The environmental impact of fabric production should not be overlooked. It’s a complex and demanding process that requires tremendous amounts of energy and water. Not only that, large volumes of hazardous chemical agents are released during the process, and all of this can result in considerable waste generation.
Let’s look at each environmental factor in more detail:
Manufacturing fabrics requires considerable energy for running the machines in a production line, as well as for drying and bleaching. In most cases, these machines run on electricity or fossil fuels like oil and gas, which results in high emissions of carbon dioxide and other greenhouse gasses.
Water is a key component in the production of fabrics and yarns; it gets used at multiple stages such as dyeing, finishing, printing and washing. Just think about how much water is necessary to clean up after any given stage—it all adds up! Unfortunately, not only is an incredible amount of water consumed during fabric production but it also gets highly polluted as a consequence.

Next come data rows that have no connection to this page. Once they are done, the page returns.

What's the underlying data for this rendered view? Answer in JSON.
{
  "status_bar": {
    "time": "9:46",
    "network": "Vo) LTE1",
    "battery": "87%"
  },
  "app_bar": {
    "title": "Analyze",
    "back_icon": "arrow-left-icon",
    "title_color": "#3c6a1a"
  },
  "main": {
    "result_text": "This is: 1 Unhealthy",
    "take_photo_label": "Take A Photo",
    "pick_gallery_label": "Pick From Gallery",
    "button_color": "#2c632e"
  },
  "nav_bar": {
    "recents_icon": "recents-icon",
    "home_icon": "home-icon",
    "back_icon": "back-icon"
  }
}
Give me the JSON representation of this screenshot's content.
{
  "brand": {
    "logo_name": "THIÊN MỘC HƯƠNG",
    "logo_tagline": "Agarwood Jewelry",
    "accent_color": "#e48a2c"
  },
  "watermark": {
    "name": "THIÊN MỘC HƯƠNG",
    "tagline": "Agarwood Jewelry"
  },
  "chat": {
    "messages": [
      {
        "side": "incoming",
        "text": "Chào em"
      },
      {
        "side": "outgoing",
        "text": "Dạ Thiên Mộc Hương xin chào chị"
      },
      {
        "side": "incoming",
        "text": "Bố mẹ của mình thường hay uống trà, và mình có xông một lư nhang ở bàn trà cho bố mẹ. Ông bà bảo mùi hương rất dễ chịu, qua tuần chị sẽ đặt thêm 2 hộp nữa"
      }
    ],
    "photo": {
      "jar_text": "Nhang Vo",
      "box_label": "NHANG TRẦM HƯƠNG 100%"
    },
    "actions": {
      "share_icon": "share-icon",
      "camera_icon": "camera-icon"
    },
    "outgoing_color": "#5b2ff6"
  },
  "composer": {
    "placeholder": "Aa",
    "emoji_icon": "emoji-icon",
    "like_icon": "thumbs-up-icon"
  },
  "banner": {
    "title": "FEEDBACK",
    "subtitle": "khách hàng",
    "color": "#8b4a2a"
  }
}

Producing fabrics involves large volumes of hazardous chemicals to create specific effects on the material — from strong dyes to shiny finishes. These chemicals often get scattered into the environment due to runoff from manufacturing plants or improper disposal methods that can result in water pollution and contamination.
Fabric making produces a great deal of waste — anything from fabric scraps left over from cutting processes to textile byproducts created throughout production like remnant fibers or dyes that are no longer viable. If these materials are not managed properly they can end up polluting nearby land areas or waterways, causing significant damage to our ecosystems.
From spinning the yarn to dyeing and weaving, fabric making is a true art, and every step of the process is equally important in creating the perfect product. To really get a sense of why fabrics have become so popular, it’s important to see the skill, knowledge and passion behind them.
Fabric makers not only create beautiful products, but they also bring eco-friendly and ethical practices to the forefront, ensuring the safety of people and the planet. With fabric, we can create items that bring beauty, style and comfort to our lives. When it comes to fabric making, the joy and satisfaction comes both in the process and in the finished product.